In the mid-1960s, with the introduction of avant-garde, R&B and soul influences in jazz, the storied critic with his own definition of what defines jazz was put to the challenge. This period, including the crisscrossing patterns of jazz during the 1970s, helped spin the community into enough circles that it hasn’t recovered to this day. We are still debating whether to include or exclude certain musicians and recordings because they don’t live up to various expectations. Thus, as writers, people with supposed objectivity, we have failed in some ways to give jazz its proper respect and analysis. Excluding people has long been part of the jazz critical tradition, yet enough time has passed that the tradition is more indefinable and open than ever.
Hip-hop began to emerge in the late 1960s just as jazz was undergoing another transformation. The work of the Last Poets and Gil Scott-Heron represent the arguable seed of plantation for hip-hop music. The Last Poets’ 1970 self-titled album and their 1971 release This is Madness broadcasted poetry concerning civil rights, poverty and universal struggle over a single percussionist, Poets’ member Nilaja. Gil Scott-Heron’s albums were also well known and very influential. His 1971 album Pieces of a Man was a huge record in its day. The influence of his song “The Revolution Will Not Be Televise” on the emergence of hip-hop is undeniable. Whether coincidence or not, featured on the 3-day session were seasoned jazz bassist Ron Carter and jazz flutist Hubert Laws. This was one of the first widely heard recordings on which jazz artists and a spoken-word artist had met on vinyl.
By 1973, DJ Kool Herc, a naturalized Jamaican, was flooding the South Bronx, New York with his technique of putting breaks in records. This technique involved spinning the same two records at once and thus resulted in the DJ being able to manipulate the sound spectrum. Emerging from this came the vocal styling born in Jamaica called toasting. With toasting, the DJ rhymed in certain sequences, and eventually this technique gave birth to the modern emcee. With the emergence of the emcee, hip-hop was now a multi-defined culture with bold elements of improvisation, with DJing and emceeing at the forefront.
In 1983, Herbie Hancock along with producer Bill Laswell changed popular music with their single “Rockit” from Hancock’s album Future Shock. The single prominently featured DJ Grand Master D.ST on turntables. This marked one of the first times in which scratching had been used on a popular recording. And it is no coincidence that Hancock, the jazz chameleon himself, was involved in one of the first popular fusions of jazz and hip-hop. In the late 1980s, especially in New York City, African-American culture was a melting pot. Hip-hop’s first golden era was born in 1986, and many of its proprietors embraced jazz music, citing its influence from the use of vocal deliveries emulating horn rhythms to the actual samples themselves.

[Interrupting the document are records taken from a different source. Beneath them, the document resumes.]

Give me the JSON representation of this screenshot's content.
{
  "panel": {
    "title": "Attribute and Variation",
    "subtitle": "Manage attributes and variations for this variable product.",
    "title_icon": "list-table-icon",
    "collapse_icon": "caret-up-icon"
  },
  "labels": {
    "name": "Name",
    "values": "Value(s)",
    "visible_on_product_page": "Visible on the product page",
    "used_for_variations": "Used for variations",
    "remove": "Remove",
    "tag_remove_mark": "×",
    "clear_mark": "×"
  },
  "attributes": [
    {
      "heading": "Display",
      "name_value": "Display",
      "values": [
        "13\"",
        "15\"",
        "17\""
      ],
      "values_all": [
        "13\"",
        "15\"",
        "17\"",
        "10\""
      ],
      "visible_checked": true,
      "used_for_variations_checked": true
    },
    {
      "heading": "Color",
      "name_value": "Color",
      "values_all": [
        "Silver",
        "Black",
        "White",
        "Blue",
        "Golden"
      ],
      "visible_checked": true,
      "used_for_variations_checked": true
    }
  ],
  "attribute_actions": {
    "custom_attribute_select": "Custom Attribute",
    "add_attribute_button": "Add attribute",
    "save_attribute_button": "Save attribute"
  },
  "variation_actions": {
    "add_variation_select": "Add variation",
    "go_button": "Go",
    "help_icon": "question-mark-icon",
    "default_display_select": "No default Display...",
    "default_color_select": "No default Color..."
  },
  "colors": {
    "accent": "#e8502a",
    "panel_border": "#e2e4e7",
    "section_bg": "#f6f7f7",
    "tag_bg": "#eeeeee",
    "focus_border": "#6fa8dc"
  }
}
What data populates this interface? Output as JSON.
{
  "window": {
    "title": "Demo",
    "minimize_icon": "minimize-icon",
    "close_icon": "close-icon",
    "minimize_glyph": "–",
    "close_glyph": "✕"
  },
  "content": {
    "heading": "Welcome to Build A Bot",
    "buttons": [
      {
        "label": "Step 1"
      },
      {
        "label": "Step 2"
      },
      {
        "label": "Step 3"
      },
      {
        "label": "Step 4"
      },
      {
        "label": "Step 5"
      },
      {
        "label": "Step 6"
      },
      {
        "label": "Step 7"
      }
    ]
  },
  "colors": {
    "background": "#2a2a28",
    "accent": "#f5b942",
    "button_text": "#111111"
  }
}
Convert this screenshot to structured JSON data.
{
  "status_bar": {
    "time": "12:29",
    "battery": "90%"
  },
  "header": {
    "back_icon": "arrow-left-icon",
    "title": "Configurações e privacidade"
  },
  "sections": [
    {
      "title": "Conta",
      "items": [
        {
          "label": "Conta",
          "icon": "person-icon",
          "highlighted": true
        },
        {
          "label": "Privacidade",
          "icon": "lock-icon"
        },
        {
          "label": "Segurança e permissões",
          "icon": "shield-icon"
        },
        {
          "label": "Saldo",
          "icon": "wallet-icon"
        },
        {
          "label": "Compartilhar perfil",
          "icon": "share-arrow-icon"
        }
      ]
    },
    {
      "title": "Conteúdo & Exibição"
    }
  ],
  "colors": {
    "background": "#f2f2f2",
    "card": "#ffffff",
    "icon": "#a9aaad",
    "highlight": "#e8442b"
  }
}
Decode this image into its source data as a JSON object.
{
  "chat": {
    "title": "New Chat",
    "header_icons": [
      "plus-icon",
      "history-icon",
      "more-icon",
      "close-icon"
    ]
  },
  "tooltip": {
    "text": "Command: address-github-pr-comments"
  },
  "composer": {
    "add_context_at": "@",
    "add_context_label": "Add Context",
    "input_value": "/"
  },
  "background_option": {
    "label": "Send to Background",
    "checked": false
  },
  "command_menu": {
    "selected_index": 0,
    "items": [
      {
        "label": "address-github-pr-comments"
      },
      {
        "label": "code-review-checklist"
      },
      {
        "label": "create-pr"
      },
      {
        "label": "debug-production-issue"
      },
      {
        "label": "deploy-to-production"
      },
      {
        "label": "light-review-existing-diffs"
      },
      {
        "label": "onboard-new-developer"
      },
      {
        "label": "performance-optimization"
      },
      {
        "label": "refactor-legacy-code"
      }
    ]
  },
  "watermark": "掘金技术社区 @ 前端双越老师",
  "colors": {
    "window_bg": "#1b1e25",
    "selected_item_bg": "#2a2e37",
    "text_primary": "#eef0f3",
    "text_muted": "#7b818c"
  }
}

This blog entry posted by Jared Pauley. For part two of this article, click here.